I walked up just as class was starting and – shocked to see about fifty people -I unrolled my mat in a hurry and settled down in a thick patch of freshly mown grass. This was a Hatha class, so the flow was tender but deliberate. The instructor was equal parts charming, informative, and vaguely British, all of which combined to make me feel that this entire experience was ripped straight from the morning shower brainstorming session of some NPR producer (but in a good way). Most of what I thought throughout the class was: “Why aren’t more classes outside?” I’ve come to truly cherish my Monday studio class as an opportunity to do yoga in a peaceful space that I really love. From the twinkly christmas lights and soothing paper lanterns, to the spacious hardwood floors, I’ve always felt that the studio added a special element to the practice. And it’s not that this was my first outdoor class, but for some reason this particular session really made the most of the outdoor elements.
Practicing outside, with so many people, and with so many different people, reminded me a just a bit of what yoga is supposed to be all about: being different, being one, being you, and just being. It’s weird, when you’re beneath a vast sky, high above a sprawling view, and rolling fifty deep. You feel huge, enormous, and similar to your surroundings in a vast and sprawling way. But at the very same time you feel that you are a part of something instead of being the only thing. You feel connected, and not subjected. Isn’t it odd that the less you focus on yourself, the more your feel like yourself?

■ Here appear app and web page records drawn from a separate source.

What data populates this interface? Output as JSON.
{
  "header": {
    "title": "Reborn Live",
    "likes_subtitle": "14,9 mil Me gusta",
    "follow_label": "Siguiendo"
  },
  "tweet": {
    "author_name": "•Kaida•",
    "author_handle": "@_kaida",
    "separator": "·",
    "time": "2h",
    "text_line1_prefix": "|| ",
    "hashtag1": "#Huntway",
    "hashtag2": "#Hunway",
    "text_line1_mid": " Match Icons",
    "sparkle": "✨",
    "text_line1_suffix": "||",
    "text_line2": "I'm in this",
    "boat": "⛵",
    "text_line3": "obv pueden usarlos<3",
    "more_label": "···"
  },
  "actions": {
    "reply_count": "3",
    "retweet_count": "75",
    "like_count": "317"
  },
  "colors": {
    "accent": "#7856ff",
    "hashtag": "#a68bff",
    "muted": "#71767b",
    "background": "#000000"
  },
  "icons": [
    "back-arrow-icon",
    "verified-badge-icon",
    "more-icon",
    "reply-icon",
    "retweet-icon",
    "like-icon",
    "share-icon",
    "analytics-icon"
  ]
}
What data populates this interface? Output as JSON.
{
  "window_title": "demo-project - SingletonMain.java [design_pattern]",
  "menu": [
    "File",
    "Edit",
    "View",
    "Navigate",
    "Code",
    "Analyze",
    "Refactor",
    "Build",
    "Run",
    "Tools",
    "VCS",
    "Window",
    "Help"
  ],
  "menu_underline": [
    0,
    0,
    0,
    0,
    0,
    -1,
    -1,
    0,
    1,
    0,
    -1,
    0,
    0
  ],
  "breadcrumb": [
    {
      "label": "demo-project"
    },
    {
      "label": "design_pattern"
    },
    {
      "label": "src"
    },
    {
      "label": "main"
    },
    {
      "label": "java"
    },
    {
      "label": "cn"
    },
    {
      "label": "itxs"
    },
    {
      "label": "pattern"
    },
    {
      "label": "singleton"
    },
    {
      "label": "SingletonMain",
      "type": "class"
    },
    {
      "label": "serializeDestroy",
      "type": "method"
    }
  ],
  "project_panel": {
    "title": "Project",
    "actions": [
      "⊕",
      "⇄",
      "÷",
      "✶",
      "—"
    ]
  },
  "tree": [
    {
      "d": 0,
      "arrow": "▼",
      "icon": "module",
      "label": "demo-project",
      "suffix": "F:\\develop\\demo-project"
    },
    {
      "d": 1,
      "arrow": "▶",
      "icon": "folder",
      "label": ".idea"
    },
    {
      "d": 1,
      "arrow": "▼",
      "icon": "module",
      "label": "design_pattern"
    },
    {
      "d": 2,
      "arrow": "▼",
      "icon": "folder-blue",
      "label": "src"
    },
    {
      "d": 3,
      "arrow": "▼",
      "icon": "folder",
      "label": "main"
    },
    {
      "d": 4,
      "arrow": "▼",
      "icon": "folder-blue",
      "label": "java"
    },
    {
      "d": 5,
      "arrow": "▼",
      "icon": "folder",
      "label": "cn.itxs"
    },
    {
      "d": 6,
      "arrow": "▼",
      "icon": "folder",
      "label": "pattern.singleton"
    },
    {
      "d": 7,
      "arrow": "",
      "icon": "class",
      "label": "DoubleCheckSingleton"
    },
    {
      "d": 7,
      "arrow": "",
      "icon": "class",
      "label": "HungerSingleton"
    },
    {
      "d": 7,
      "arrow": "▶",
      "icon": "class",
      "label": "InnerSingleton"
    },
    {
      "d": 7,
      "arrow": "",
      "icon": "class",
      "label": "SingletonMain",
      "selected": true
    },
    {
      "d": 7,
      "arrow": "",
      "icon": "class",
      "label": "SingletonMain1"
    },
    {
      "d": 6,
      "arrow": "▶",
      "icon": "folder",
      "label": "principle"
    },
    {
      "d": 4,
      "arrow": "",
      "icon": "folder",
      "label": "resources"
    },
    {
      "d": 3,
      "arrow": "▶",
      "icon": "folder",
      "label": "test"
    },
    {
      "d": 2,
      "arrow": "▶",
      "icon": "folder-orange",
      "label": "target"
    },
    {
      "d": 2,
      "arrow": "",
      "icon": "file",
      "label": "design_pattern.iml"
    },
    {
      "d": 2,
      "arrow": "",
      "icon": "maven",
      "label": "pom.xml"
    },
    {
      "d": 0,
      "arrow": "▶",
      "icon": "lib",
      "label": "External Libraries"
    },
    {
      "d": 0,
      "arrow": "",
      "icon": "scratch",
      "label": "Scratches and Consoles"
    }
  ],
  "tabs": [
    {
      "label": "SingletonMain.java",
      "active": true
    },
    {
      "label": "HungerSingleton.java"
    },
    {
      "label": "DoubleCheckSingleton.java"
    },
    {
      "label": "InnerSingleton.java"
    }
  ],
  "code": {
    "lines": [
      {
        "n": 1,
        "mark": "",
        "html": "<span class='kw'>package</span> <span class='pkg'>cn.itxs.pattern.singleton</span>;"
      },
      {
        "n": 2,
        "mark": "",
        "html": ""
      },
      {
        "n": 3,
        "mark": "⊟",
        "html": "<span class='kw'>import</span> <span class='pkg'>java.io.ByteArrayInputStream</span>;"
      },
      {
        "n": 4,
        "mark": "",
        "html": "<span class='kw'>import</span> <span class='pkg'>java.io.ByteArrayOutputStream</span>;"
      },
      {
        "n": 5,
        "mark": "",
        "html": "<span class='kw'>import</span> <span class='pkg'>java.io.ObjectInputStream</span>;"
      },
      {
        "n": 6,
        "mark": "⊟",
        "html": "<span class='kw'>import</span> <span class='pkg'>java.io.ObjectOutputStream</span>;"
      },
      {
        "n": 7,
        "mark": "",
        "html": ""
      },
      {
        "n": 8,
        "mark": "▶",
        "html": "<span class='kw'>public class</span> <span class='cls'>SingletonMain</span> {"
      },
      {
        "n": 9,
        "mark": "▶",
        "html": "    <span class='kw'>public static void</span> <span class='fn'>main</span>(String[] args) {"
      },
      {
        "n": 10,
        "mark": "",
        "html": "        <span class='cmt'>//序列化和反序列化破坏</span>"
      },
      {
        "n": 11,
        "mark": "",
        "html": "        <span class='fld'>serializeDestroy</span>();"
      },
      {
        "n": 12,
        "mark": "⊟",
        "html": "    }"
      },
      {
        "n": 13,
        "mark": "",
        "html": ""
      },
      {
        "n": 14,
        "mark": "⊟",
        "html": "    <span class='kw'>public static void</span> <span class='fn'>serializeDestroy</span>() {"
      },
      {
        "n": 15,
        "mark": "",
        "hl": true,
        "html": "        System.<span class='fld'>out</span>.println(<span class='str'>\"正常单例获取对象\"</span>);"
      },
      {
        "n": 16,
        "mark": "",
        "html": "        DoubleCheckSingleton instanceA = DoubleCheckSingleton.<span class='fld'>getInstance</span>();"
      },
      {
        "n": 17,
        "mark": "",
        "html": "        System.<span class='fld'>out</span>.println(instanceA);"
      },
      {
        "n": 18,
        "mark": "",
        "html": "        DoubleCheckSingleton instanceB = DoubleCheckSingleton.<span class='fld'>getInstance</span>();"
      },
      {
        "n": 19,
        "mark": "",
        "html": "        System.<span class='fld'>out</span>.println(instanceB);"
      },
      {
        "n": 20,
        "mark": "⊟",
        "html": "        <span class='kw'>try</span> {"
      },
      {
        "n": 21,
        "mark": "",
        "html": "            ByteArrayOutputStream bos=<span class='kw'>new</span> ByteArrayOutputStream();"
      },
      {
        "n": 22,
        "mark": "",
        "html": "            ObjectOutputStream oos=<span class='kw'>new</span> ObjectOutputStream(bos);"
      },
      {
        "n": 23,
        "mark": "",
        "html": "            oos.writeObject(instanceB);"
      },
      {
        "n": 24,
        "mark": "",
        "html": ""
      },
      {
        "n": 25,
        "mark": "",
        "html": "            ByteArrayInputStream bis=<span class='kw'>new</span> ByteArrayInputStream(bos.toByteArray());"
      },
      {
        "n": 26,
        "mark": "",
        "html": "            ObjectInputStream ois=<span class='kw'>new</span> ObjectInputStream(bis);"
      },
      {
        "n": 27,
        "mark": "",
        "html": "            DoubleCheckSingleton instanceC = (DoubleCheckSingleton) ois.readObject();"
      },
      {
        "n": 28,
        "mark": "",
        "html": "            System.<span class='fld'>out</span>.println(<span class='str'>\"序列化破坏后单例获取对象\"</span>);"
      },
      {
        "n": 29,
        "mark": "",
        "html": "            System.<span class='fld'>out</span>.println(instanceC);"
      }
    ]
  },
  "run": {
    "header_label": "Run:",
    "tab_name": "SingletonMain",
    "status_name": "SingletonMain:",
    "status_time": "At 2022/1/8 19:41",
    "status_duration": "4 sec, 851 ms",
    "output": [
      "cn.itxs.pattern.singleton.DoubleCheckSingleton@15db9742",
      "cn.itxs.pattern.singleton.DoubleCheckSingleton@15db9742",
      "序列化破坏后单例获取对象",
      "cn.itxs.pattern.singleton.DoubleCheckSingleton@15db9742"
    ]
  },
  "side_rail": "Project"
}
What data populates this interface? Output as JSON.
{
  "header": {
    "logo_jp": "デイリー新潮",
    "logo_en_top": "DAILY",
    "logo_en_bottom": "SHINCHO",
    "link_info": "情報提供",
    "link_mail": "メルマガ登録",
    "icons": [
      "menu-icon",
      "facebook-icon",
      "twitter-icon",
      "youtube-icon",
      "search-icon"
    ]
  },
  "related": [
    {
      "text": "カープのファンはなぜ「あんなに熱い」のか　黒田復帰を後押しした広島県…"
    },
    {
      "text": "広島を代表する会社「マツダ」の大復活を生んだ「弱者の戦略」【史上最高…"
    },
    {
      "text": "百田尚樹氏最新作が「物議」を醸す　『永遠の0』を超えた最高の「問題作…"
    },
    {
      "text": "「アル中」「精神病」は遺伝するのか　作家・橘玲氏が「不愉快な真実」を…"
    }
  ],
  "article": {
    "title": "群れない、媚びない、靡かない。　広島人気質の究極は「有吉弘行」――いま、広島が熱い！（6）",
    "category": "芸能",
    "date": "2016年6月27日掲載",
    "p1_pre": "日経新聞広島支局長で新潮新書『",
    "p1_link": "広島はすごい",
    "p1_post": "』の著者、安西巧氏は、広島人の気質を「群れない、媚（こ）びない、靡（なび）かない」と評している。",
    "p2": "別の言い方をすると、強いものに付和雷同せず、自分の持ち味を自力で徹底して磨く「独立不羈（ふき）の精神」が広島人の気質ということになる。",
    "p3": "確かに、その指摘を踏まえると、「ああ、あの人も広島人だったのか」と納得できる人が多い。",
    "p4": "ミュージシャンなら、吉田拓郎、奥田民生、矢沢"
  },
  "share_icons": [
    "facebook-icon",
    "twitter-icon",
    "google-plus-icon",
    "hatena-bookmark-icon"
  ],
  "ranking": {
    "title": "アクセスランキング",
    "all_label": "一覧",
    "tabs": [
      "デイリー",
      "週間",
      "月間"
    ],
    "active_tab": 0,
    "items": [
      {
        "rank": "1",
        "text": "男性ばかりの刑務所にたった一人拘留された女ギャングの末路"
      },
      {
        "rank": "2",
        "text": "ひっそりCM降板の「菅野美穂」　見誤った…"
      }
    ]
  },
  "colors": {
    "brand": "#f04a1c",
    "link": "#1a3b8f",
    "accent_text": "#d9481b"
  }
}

Class ended with a fifteen-minute savasanah, which I – for one – had never really attempted. It didn’t even cross my mind then, as it does now, that we must have looked like the second coming of the Branch Davidians all laid out on the lawn like that. At the time I really wasn’t filing snarky comments in my to-be-blogged Rolodex of Snark. I was actually rather comforted by the peace imparted on me by the just resting beneath a darkening pink sky. Staring up into the sherbet stripes melting gently into nights nearing navy blue, divided only by the rare passing brush stroke of an ink-wisp bird, I felt calmed, if not entirely “worked out.” It was a welcome break from the reaching, driving, striving, yang of so many post-work weekday sessions. It opened my mind ever so slightly to the idea that restfulness is not the same as laziness. Mindful stillness is still hard work, but – and it should come as no surprise – the rest was well worth the work.